Abbott sings many of the leads during the show, and serves as the shows narrator, although — in the general spirit of the production — he makes no attempt to “imitate” Cash.
“‘Why Me, Lord’ is the song that comes right before ‘Hey, Porter’ and I think that’s the song that’s the most fulfilling for me to sink my teeth into, because [Cash’s wife, June Carter Cash] has just passed away and so it’s really emotional. Maybe the most emotional moment in the show for my character.
“There are other emotional moments in the show, of course, but for me ‘Why Me, Lord’ is the emotional climax. I don’t know; I’m religious and I just really connect with that moment, right before we go into ‘Hey, Porter.’”
Paduano is the show’s bass player, covering upright and electric bass.

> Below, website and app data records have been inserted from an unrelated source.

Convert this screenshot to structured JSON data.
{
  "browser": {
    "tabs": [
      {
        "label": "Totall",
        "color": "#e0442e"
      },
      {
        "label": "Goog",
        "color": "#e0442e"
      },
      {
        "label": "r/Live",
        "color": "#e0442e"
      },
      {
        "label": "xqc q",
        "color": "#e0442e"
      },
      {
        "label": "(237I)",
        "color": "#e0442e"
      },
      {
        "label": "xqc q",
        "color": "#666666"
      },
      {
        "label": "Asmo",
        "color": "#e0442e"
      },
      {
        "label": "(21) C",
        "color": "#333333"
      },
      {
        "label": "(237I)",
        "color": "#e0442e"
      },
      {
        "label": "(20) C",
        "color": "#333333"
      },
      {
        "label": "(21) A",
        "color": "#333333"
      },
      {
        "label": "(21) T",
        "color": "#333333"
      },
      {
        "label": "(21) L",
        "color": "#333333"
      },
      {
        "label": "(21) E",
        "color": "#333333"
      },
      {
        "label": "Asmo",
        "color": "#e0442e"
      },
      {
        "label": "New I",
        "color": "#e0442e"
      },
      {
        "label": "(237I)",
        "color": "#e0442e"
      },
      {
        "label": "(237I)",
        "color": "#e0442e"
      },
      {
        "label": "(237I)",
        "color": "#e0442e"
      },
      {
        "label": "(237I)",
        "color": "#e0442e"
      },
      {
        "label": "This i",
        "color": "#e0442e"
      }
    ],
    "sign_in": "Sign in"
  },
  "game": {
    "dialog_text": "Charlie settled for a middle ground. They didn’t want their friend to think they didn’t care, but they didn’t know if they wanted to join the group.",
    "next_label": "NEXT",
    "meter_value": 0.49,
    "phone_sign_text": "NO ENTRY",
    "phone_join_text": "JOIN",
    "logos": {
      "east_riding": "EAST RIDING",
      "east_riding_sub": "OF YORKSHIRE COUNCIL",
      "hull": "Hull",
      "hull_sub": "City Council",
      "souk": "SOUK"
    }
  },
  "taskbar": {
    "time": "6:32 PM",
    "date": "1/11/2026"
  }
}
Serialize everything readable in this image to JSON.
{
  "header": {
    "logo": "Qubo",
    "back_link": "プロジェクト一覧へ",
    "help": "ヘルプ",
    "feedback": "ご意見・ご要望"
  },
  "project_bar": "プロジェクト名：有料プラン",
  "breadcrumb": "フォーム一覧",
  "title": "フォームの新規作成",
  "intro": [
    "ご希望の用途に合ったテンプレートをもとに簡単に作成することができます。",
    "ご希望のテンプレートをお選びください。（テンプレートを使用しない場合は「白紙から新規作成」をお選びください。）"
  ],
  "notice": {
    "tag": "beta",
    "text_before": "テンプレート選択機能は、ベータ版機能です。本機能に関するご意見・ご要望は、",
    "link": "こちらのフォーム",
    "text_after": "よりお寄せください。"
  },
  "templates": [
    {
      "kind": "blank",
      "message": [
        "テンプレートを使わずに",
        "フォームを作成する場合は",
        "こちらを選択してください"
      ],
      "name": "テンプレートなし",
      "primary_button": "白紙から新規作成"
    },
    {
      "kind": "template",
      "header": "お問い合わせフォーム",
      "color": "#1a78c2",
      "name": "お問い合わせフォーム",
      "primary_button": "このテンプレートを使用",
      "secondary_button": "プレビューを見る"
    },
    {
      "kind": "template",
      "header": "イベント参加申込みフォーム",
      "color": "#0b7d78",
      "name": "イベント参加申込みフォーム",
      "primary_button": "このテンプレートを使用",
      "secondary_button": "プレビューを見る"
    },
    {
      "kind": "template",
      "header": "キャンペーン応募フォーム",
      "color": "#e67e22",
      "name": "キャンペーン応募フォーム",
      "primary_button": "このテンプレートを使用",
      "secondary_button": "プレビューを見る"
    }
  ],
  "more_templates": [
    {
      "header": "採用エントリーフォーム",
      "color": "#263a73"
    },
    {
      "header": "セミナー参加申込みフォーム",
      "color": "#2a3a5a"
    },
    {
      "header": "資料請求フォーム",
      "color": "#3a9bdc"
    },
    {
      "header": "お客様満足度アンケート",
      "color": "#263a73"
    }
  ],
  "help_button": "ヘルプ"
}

“My favorite is ‘Daddy Sang Bass.’ It’s one of the parts in the show — that whole section at the beginning of the show, where we represent Cash’s family — it just feels very much like a real family, when we all sing together during the beginning. And ‘Daddy Sang Bass’ is the climax of that. It’s the song in the show that I first grew to really love … It’s such a switch from the tragedy we just came out of, where we’re celebrating as a family …”
Lead guitarist Sitzman agreed.
“My favorite moment is also with ‘Daddy Sang Bass.’ It’s the first moment in the show when we’re all, like, jubilating together (laughs) … if that’s the word I want to use … We’re holding each other up, and … I don’t know what it is; there’s a special feeling about it. It’s like, here we are, we’re a family. Let’s play!”
Guitarist Armant is the youngest member of the cast.
“One of the telling things for me, as an actor — to know that we were entering on something very special, and I mean that affectionately — is that we would record tracks of ourselves to rehearse with, and things like that. And the director allowed us to take more control of the rehearsal process. Those kinds of things were really necessary, because we needed to do things our own way. Bring our own personalities into the process …”
Thingamajig’s “Ring of Fire” soars through Johnny Cash’s iconic music and will leave you humming “I’ve Been Everywhere” and “I Walk the Line” for days to come. You’ll laugh along with “A Boy Named Sue” and struggle to not sing along with “Folsom Prison Blues.”
To get tickets to “Ring of Fire,” visit or call 731-SHOW (7469).
Thingamajig Theatre Company is an award-winning professional nonprofit 501(c)(3) theater in residence within the Pagosa Springs Center for the Arts. Its talented actors, directors and designers come from across the U.S. and around the world to produce musicals, comedies and dramas year-round.

This story was posted on September 12, 2019.